Michael Ainsworth / AP
Published Thursday, April 29, 2021 | 7:32 p.m.
Updated Thursday, April 29, 2021 | 11:02 p.m.
Alex Leatherwood’s path to the Las Vegas Raiders began nearly three years ago, before Mike Mayock had even become the franchise’s general manager.
Mayock was breaking down game film of defending national champion Alabama in 2018 as part of his duties as a draft analyst for NFL Network, likely zoning in on the Crimson Tide’s departing players when a sophomore caught his eye. The 6-foot-6, 312-pound Leatherwood, then at guard, caught Mayock’s eye with his aggressive, fleet-footed blocking.
“I just started laughing like, ‘This guy is going to be their left tackle next year,’” Mayock remembered. “And, of course, he was.”
From left tackle at Alabama to right tackle in Las Vegas.
Mayock confirmed that the Raiders’ plan is to immediately start Leatherwood at the tackle spot opposite Kolton Miller next season — he can also play guard — after they used the No. 17 overall pick on the 22-year-old from Pensacola, Fla. Thursday night.

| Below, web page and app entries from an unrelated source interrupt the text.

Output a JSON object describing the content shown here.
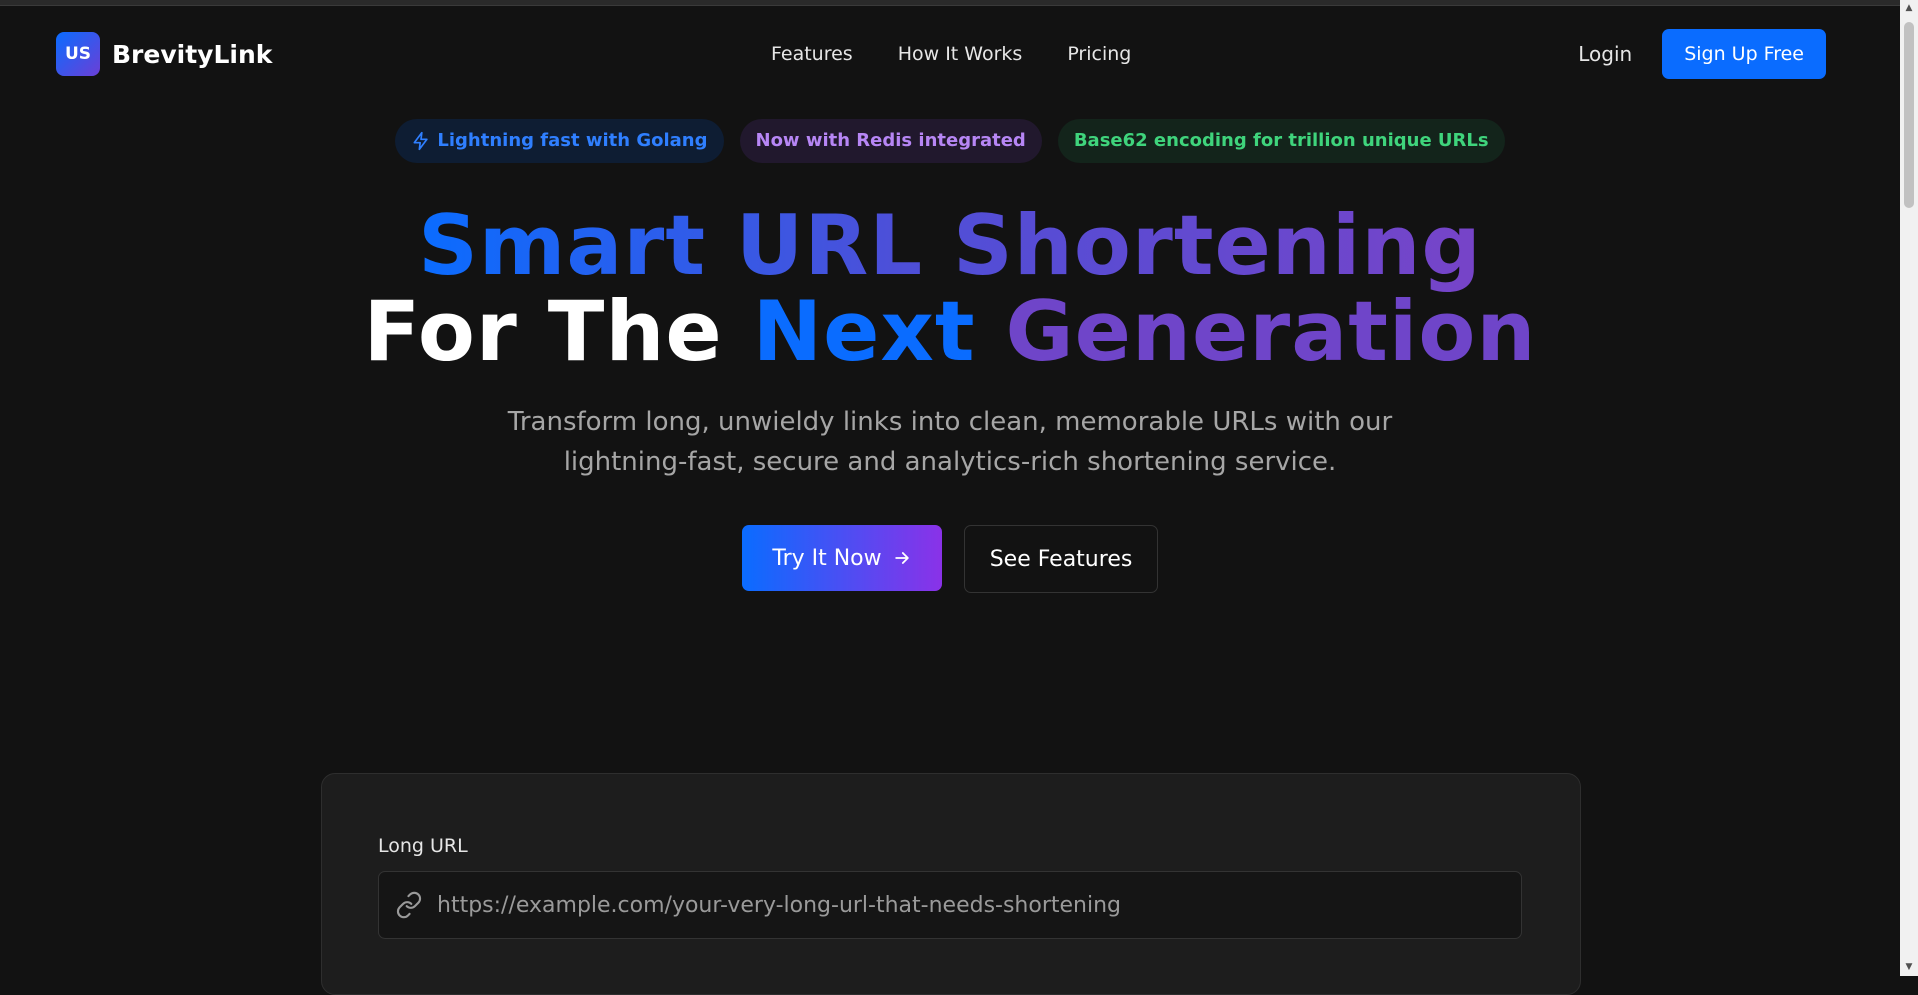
{
  "brand": {
    "badge": "US",
    "name": "BrevityLink",
    "gradient": [
      "#0a6cff",
      "#6b3fd6"
    ]
  },
  "nav": {
    "links": [
      "Features",
      "How It Works",
      "Pricing"
    ],
    "login": "Login",
    "signup": "Sign Up Free"
  },
  "badges": [
    {
      "label": "Lightning fast with Golang",
      "icon": "lightning-icon",
      "color": "#2f7fff"
    },
    {
      "label": "Now with Redis integrated",
      "color": "#b786f5"
    },
    {
      "label": "Base62 encoding for trillion unique URLs",
      "color": "#3fd47c"
    }
  ],
  "hero": {
    "line1": "Smart URL Shortening",
    "line2_a": "For The",
    "line2_b": "Next",
    "line2_c": "Generation",
    "subtitle_1": "Transform long, unwieldy links into clean, memorable URLs with our",
    "subtitle_2": "lightning-fast, secure and analytics-rich shortening service."
  },
  "cta": {
    "primary": "Try It Now",
    "primary_icon": "arrow-right-icon",
    "secondary": "See Features"
  },
  "form": {
    "label": "Long URL",
    "placeholder": "https://example.com/your-very-long-url-that-needs-shortening",
    "icon": "link-icon"
  },
  "colors": {
    "accent": "#0a6cff",
    "background": "#121212",
    "card": "#1d1d1d"
  }
}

Mayock also defended the admittedly “controversial” first-round pick after Leatherwood was more commonly given a second-round grade going into the draft. The Raiders considered trading down and attempting to take Leatherwood later in the round, but Mayock said the team only drew “a poor offer” from a team also in need of offensive-line help.
Las Vegas wasn’t going to risk missing out on the player they wanted.
“He was the highest-rated player on our board at the time, offense or defense,” Mayock said.
Some may regard Leatherwood as a reach from a talent perspective, but there’s no disputing he’s a fit from an intangible or “pedigree” viewpoint. Mayock and Raiders coach Jon Gruden have continually shown they prefer the type of fiery players from powerhouse programs like Leatherwood since taking the helm with the Raiders.
The duo had already taken an Alabama player in the first round in each of the last two years — not to mention five total Clemson products throughout the draft — and often touted the choices’ character and competitive nature. Leatherwood was a direct match in this regard as a three-year starter for the best program in the nation who ascended to one of four captain spots for his senior season.
“Being a captain, of course, I feel like it was a great honor,” Leatherwood said. “I feel like it definitely helped me for this pre-draft process because it showed the teams and coaches and GMs how much effect I can have on my team and the type of player that I am and what I’m all about because it was team and not coach-appointed.”
After NFL commissioner Roger Goodell called his name from the podium at the draft in Cleveland, Leatherwood showed off his feet with a dance as the cameras cut to his draft party at a beach house in his hometown. What the broadcast didn’t catch was his reaction to the call from Gruden informing him he was the Raiders’ pick.
The way he took the news was telling as to why the Raiders were drawn to him, as Leatherwood said he wasn’t “overwhelmed” but instead serious and under control. He already had his game face on.
“I was calm, I was ready to go,” Leatherwood said. “As soon as I got the call, I was like, ‘I don’t know who this is but it’s go time.’”
Las Vegas is counting on it being “go time” for its running game behind Leatherwood. One knock on Leatherwood coming into the draft was that he was more adept in the run game than the pass game in an NFL that every year trends more towards the latter.
But that wasn’t a detriment to the Raiders. Frustrated by a rushing attack that lacked explosion a season ago — the Raiders ranked in the bottom half of the league with only nine running plays of more than 20 yards — Mayock envisions Leatherwood making a big difference blocking for former Alabama teammate Josh Jacobs.
“I think we’re going to get Josh Jacobs to the second level more cleanly than we did last year,” Mayock said. “Not just because of Alex but because I think we’re getting younger, more athletic. I think we’re going to run the football and have some fun next year. I think people are going to like Leatherwood in the run game.”
Leatherwood said he was open to playing anywhere up front in Las Vegas, but Mayock has him pegged for the right tackle spot left open after the team shed salary on the offensive line last month. The hope is that offensive line coach Tom Cable can bring the best out of Leatherwood and repair some of his weaknesses, which include pass blocking and handwork.
Leatherwood “might have been (Cable’s) favorite player in the draft,” according to Mayock, and he wasn’t far off the top for anyone in the Raiders’ headquarters in Henderson. They couldn’t pass on a player they regarded so highly at arguably their biggest position of need.
“When the second floor in our building, which is all the coaches, and the third floor, which is all the scouts, when we’re all united on a conversation like Leatherwood, that makes me like the pick,” Mayock said.